Barsoom (John Carter of Mars) — (1917-1941) Let the adventures begin, as Captain John Carter finds himself transported to the alien landscape of Mars — where the low gravity increases his speed and strength exponentially. Taken prisoner by Martian warriors, he impresses them with his remarkable fighting skills, and quickly rises to a high-ranking chieftain. But the heroic Carter’s powers thrust him right in the middle of a deadly war raging across the planet — and a dangerous romance with a divine princess.

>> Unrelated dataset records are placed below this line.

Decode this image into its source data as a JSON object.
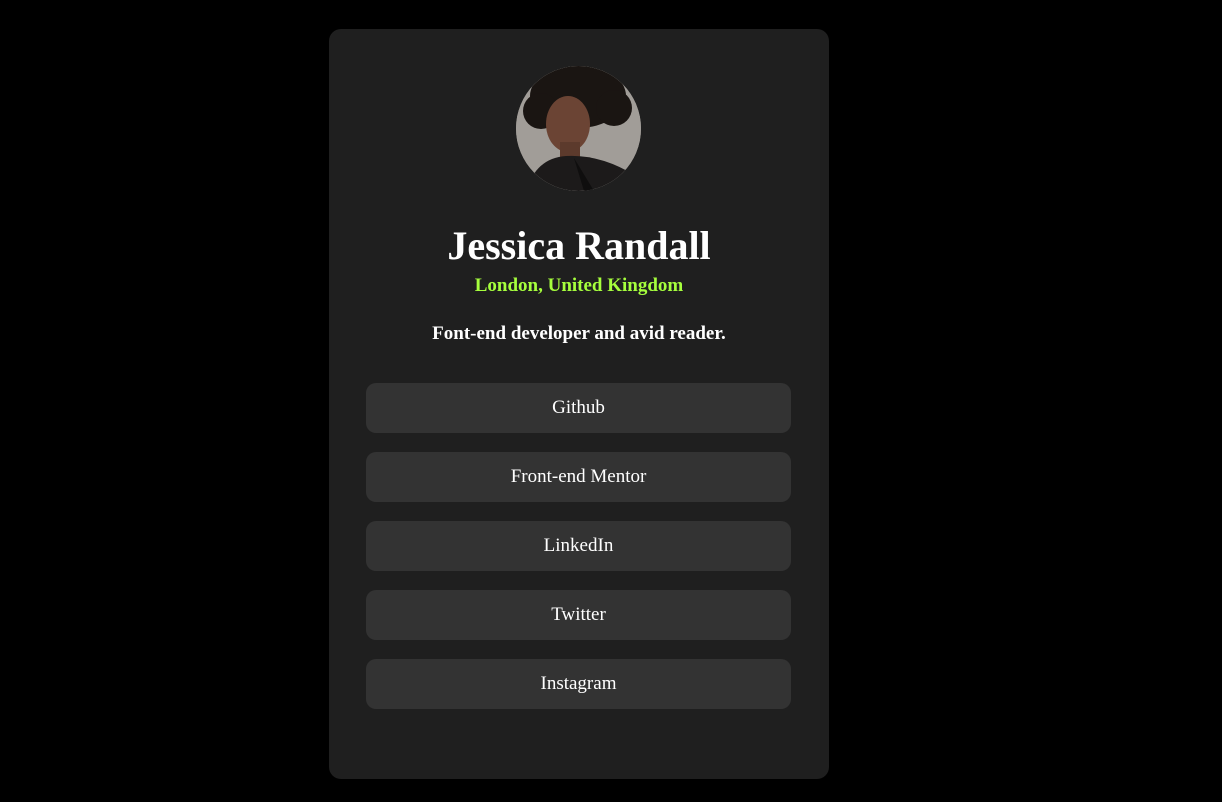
{
  "profile": {
    "name": "Jessica Randall",
    "location": "London, United Kingdom",
    "bio": "Font-end developer and avid reader.",
    "avatar_icon": "profile-photo"
  },
  "links": [
    {
      "label": "Github"
    },
    {
      "label": "Front-end Mentor"
    },
    {
      "label": "LinkedIn"
    },
    {
      "label": "Twitter"
    },
    {
      "label": "Instagram"
    }
  ],
  "colors": {
    "page_background": "#000000",
    "card_background": "#1f1f1f",
    "button_background": "#333333",
    "accent": "#a6ff3d",
    "text": "#ffffff"
  }
}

Edgar Rice Burroughs 1. A Princess of MarsEdgar Rice Burroughs 2. The Gods of MarsEdgar Rice Burroughs 3. The Warlord of MarsEdgar Rice Burroughs 4. Thuvia, Maid of MarsEdgar Rice Burroughs 5. The Chessmen of MarsEdgar Rice Burroughs 6. The Master Mind of MarsEdgar Rice Burroughs 7. A Fighting Man of MarsEdgar Rice Burroughs 8. Swords of MarsEdgar Rice Burroughs 9. Synthetic Men of MarsEdgar Rice Burroughs 10. Llana of Gatholfantasy and science fiction book reviews


  • Sandy Ferber

    SANDY FERBER, on our staff since April 2014 (but hanging around here since November 2012), is a resident of Queens, New York and a product of that borough's finest institution of higher learning, Queens College. After a "misspent youth" of steady and incessant doses of Conan the Barbarian, Doc Savage and any and all forms of fantasy and sci-fi literature, Sandy has changed little in the four decades since. His favorite author these days is H. Rider Haggard, with whom he feels a strange kinship -- although Sandy is not English or a manored gentleman of the 19th century -- and his favorite reading matter consists of sci-fi, fantasy and horror... but of the period 1850-1960. Sandy is also a devoted buff of classic Hollywood and foreign films, and has reviewed extensively on the IMDb under the handle "ferbs54." Film Forum in Greenwich Village, indeed, is his second home, and Sandy at this time serves as the assistant vice president of the Louie Dumbrowski Fan Club....